AIM OF THE EXERCISE: One figure is the expected answer: how many lines in the listing contain "this".
--- SUPPLIED DATA Enclosed Below ---
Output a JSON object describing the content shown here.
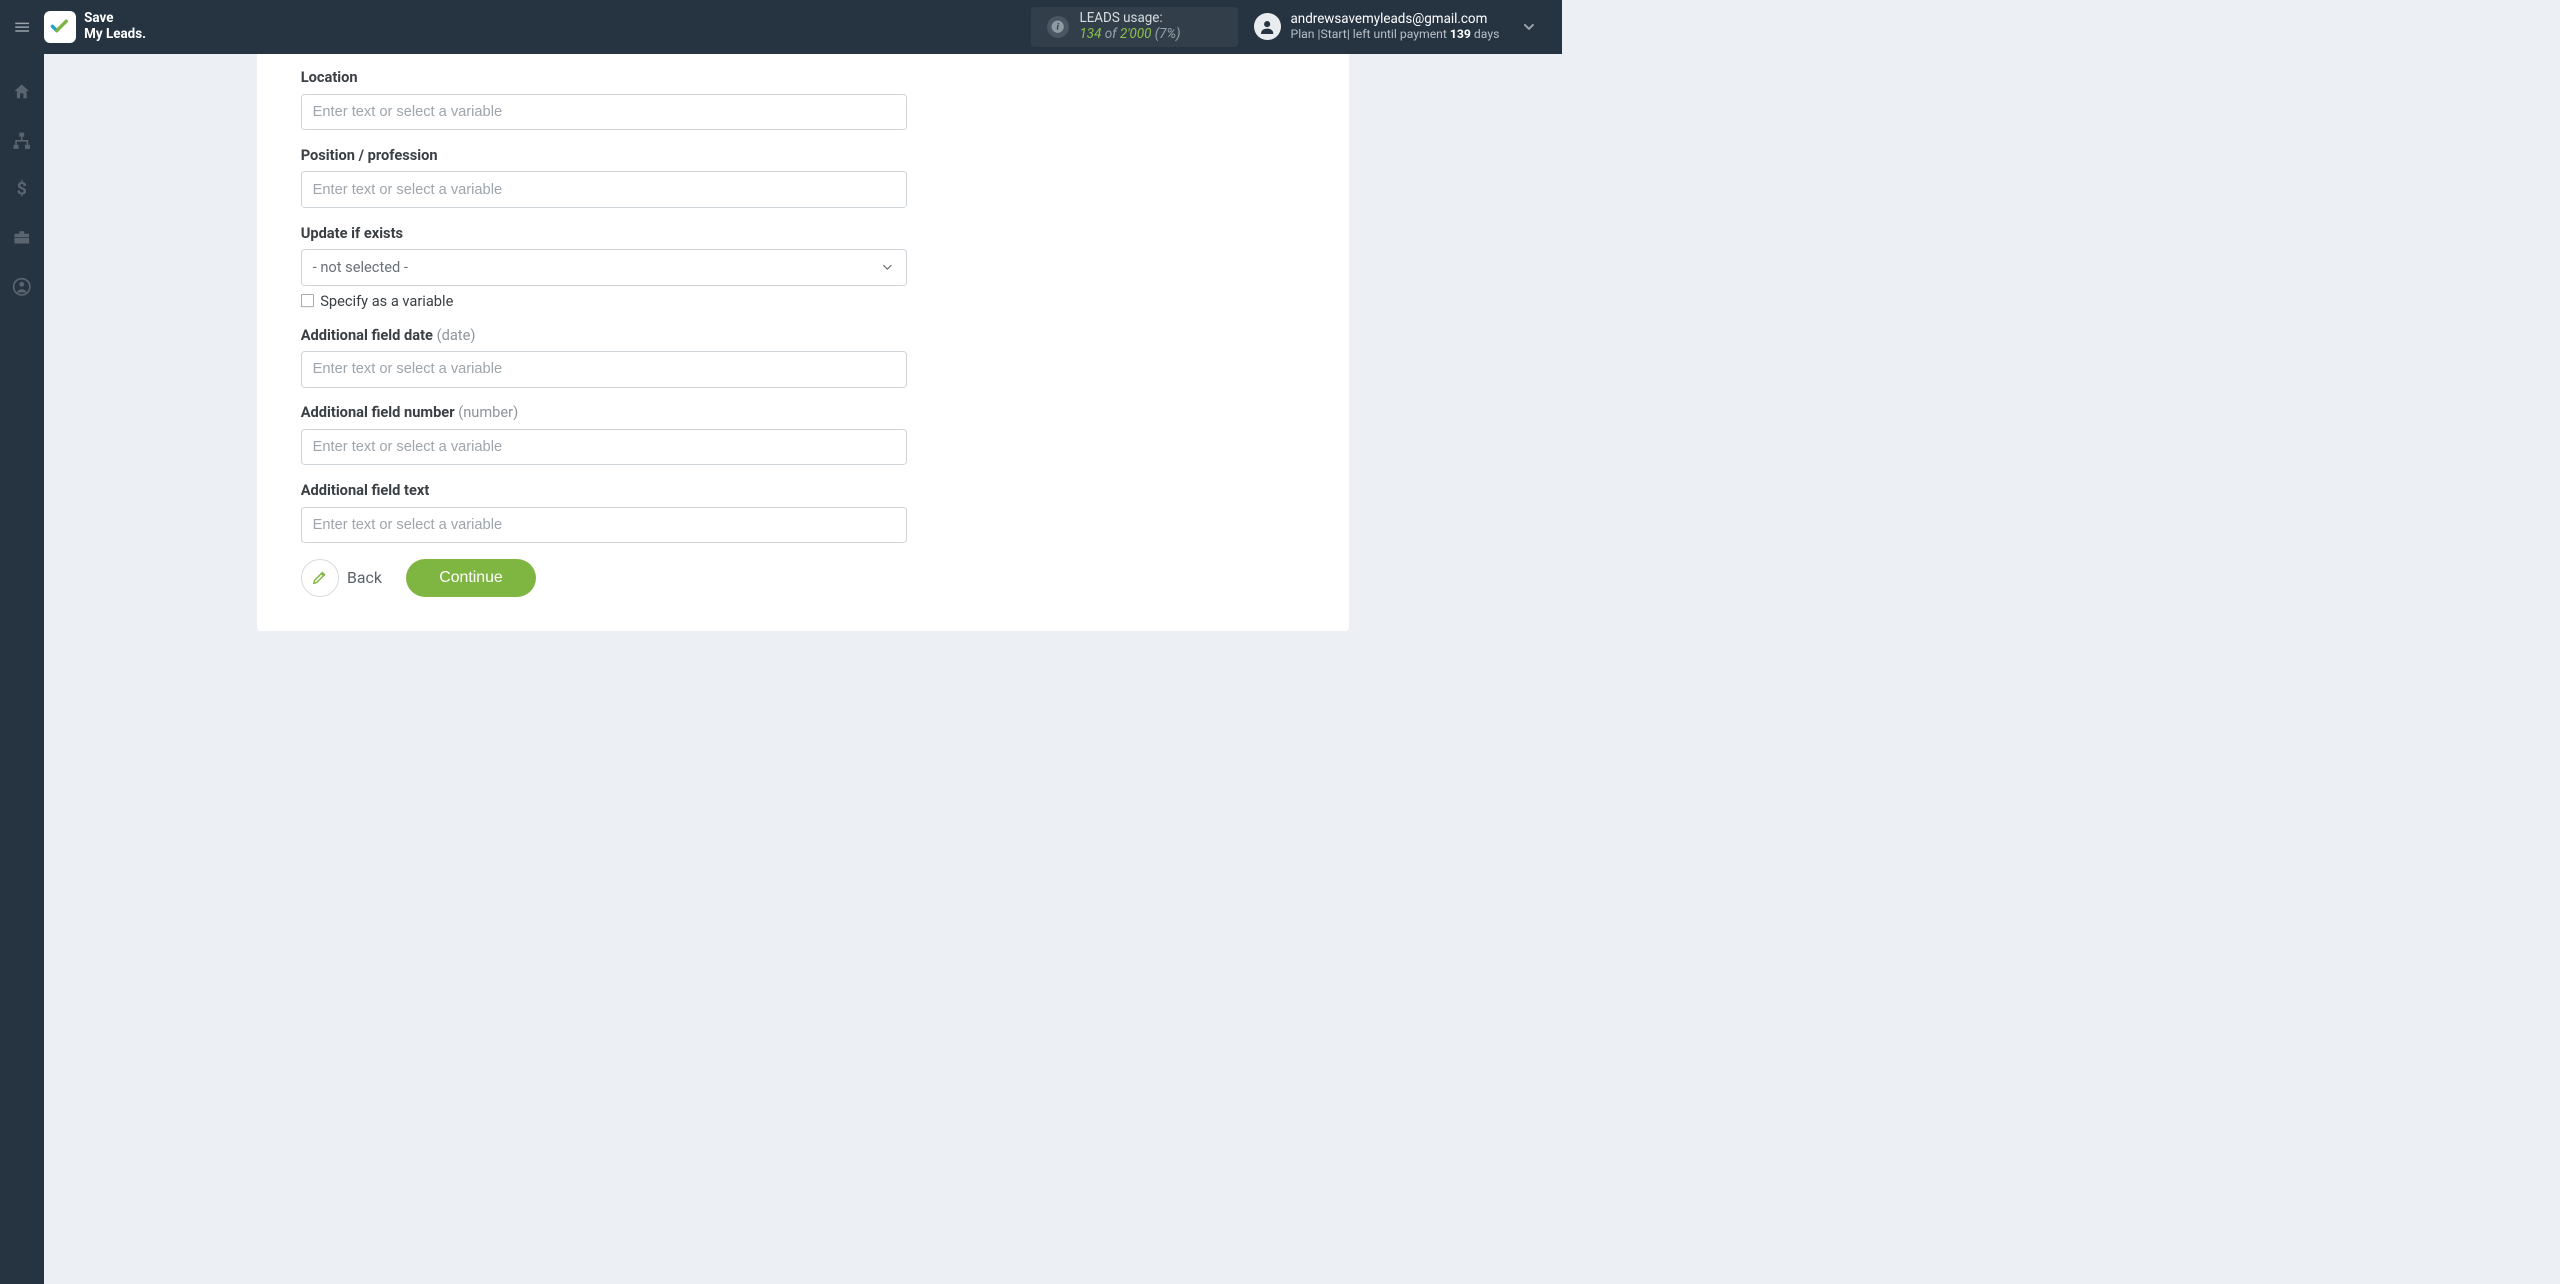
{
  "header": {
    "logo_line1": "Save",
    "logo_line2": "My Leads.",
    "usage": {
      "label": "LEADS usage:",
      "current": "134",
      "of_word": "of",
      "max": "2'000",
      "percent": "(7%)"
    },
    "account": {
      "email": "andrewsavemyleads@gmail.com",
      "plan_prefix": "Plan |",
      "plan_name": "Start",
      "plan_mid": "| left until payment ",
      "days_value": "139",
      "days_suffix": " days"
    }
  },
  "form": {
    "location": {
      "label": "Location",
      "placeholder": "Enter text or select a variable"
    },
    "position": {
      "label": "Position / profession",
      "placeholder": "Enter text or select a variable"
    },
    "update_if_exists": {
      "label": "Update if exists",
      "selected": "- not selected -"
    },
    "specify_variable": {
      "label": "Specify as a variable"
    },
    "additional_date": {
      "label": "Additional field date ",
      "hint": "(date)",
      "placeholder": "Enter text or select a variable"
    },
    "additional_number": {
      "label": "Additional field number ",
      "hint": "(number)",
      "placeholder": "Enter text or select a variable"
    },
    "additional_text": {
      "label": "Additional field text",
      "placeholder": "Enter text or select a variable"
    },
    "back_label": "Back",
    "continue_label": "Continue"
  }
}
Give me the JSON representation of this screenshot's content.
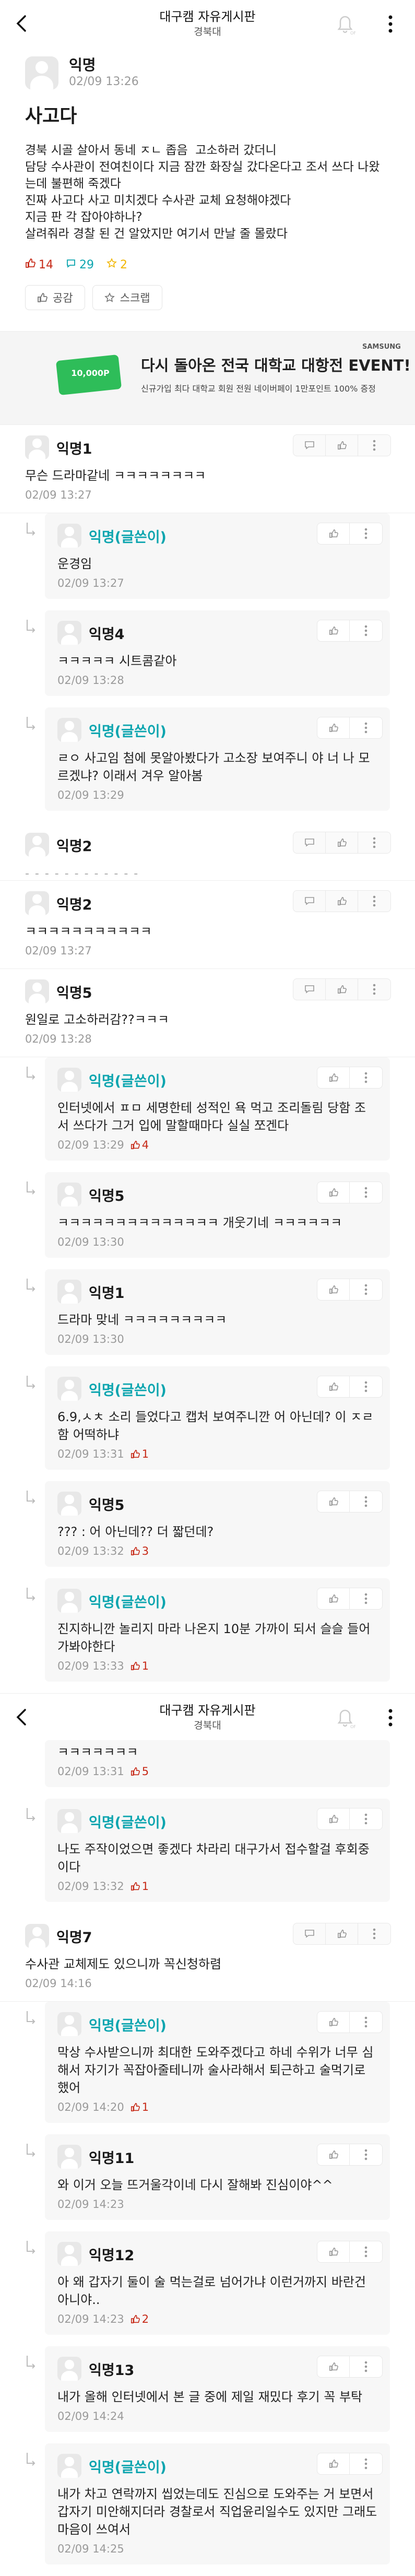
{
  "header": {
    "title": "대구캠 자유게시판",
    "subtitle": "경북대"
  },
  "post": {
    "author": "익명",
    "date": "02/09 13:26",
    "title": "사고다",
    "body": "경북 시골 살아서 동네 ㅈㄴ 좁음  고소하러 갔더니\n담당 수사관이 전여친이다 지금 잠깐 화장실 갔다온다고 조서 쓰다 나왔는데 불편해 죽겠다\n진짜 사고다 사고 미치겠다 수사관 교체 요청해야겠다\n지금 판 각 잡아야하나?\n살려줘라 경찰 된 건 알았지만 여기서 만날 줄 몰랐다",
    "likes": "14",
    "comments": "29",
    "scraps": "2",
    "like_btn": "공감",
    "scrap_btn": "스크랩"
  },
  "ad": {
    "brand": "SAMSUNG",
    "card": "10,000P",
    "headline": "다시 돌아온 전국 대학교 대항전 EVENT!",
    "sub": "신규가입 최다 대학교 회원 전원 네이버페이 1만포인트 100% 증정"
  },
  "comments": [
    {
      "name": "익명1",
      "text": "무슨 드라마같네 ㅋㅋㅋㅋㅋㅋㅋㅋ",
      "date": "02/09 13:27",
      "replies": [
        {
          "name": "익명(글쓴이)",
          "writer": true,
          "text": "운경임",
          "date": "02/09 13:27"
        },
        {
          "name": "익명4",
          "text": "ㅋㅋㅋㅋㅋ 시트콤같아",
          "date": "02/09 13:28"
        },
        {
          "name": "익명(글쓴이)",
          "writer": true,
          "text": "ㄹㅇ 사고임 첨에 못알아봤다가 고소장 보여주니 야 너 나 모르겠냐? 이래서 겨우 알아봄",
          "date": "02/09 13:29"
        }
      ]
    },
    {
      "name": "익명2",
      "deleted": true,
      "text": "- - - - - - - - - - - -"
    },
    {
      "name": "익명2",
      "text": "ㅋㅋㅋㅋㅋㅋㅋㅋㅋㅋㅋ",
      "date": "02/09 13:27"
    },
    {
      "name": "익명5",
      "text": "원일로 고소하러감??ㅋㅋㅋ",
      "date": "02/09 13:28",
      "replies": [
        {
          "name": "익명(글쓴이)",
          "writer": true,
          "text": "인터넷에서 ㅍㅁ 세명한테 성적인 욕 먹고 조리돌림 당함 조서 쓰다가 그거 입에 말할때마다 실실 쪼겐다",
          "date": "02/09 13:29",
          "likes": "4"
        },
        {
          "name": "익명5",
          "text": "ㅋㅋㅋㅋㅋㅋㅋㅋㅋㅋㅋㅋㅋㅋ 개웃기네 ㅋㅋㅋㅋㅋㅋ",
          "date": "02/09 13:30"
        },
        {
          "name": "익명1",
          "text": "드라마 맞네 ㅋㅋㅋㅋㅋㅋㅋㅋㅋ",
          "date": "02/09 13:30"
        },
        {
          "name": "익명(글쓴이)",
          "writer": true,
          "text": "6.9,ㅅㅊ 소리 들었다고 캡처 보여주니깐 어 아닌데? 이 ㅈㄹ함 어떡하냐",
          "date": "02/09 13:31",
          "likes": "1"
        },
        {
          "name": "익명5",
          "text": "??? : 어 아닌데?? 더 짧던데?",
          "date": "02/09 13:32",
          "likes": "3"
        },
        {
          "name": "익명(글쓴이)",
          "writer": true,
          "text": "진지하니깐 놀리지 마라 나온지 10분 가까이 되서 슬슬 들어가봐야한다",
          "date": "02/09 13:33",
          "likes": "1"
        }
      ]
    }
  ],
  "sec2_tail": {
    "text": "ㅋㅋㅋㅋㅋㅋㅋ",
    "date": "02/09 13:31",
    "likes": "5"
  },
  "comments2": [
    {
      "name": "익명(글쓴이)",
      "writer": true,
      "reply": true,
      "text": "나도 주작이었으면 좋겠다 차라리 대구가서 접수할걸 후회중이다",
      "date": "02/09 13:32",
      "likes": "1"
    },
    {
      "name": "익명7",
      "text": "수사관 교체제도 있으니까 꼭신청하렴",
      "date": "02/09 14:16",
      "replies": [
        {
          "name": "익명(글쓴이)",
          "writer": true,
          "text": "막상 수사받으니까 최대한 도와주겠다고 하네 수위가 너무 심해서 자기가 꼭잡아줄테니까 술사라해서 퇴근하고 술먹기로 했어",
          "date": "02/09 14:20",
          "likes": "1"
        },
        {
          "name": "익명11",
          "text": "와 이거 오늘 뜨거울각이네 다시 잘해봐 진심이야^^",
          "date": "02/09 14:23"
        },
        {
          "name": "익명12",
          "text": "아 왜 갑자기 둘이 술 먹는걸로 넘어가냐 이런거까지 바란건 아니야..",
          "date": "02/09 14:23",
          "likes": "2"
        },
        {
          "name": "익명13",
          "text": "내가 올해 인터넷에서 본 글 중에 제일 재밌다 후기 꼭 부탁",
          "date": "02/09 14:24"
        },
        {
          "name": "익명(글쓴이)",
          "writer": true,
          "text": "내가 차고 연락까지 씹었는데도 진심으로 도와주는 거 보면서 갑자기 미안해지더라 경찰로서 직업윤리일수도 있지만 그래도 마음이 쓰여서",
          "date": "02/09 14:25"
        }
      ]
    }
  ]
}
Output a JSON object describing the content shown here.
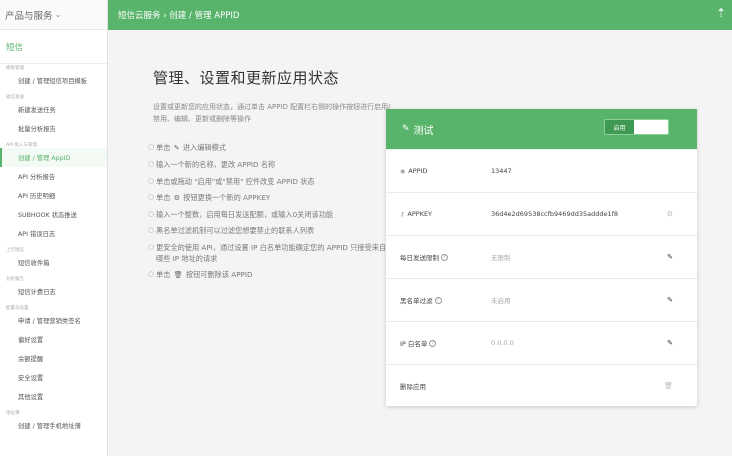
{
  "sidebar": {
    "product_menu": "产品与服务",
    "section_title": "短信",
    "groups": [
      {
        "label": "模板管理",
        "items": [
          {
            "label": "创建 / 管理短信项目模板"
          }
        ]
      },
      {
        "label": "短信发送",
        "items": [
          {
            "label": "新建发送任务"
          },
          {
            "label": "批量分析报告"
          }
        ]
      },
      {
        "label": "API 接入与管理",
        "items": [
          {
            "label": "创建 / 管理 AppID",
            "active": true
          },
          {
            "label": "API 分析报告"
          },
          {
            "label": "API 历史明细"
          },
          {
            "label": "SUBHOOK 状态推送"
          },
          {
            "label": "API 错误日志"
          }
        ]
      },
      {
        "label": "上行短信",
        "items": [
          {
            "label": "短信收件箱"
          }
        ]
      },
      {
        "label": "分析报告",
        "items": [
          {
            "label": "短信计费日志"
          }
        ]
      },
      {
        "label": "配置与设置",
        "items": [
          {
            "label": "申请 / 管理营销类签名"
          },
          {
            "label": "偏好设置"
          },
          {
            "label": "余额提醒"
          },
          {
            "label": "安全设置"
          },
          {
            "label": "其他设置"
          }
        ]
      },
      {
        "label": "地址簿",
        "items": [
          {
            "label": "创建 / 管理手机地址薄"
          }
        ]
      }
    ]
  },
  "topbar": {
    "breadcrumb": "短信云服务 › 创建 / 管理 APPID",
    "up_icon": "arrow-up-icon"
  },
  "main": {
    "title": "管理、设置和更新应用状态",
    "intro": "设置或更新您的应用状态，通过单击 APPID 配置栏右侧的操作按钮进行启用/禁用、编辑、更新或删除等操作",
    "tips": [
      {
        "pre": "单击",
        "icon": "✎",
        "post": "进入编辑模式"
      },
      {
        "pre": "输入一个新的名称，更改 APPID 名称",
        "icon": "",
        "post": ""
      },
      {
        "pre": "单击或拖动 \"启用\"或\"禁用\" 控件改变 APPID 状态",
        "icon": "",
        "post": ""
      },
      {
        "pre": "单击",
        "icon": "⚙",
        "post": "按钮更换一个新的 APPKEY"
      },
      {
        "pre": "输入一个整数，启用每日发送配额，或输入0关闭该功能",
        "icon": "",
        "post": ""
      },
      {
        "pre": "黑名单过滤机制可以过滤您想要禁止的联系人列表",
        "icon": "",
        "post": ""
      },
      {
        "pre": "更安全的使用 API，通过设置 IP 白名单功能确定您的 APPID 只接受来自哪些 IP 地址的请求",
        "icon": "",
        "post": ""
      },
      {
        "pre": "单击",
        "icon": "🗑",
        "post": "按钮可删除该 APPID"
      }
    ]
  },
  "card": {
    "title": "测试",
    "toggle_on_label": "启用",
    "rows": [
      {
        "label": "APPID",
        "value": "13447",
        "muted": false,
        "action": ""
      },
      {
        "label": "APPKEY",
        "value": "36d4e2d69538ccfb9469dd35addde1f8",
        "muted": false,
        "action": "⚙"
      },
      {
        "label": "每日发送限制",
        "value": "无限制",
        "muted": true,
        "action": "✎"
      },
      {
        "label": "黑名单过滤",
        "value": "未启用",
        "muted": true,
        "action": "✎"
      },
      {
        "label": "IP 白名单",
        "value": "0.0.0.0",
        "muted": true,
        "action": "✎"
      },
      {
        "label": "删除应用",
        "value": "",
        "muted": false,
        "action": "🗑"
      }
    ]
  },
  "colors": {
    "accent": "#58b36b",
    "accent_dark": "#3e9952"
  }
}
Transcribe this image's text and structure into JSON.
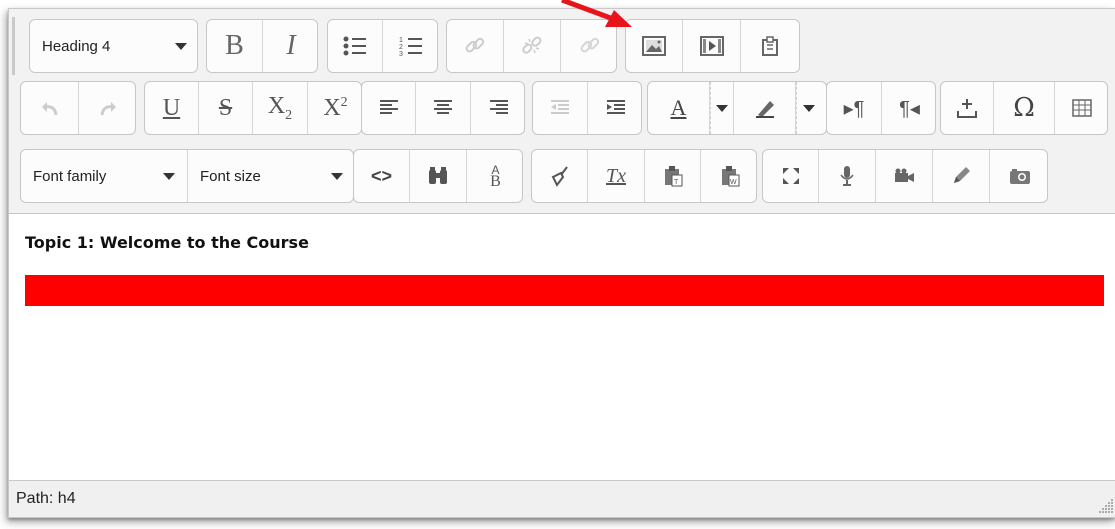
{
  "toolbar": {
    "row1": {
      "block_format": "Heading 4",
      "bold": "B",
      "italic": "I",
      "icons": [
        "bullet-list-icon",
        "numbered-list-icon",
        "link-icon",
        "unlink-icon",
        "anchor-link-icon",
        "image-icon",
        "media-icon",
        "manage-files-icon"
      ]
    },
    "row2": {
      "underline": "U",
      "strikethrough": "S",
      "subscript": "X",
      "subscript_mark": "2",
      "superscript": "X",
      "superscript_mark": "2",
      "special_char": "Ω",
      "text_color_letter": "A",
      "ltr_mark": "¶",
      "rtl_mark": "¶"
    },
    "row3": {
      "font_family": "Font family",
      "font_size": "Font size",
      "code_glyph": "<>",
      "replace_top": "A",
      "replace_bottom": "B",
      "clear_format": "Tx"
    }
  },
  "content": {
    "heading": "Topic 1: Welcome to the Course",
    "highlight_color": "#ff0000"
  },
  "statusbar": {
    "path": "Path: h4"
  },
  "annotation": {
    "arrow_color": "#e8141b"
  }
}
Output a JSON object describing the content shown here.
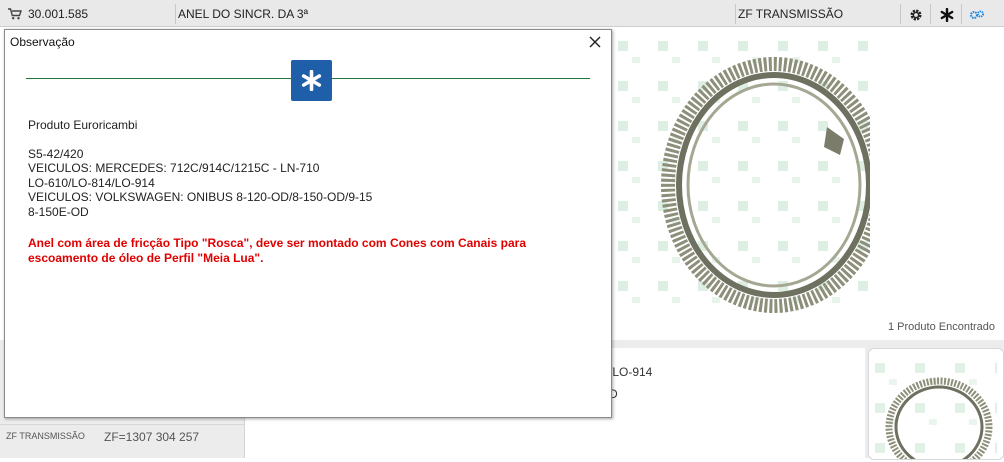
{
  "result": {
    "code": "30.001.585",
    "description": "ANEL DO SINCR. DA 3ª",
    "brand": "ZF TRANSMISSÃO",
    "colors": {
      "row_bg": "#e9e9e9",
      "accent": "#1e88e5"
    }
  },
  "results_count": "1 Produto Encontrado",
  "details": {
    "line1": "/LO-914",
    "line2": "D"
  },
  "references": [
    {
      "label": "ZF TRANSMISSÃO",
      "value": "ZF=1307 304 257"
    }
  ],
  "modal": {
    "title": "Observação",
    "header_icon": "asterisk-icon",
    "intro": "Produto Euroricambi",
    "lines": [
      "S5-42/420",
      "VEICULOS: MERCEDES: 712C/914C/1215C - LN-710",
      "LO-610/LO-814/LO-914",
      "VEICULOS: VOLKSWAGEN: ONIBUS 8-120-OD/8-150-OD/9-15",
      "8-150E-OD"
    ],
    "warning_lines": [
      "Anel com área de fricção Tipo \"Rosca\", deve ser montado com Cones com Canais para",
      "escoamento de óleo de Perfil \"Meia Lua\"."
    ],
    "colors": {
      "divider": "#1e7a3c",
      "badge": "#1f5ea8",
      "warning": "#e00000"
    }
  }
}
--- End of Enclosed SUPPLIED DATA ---
WORKED SOLUTION: 2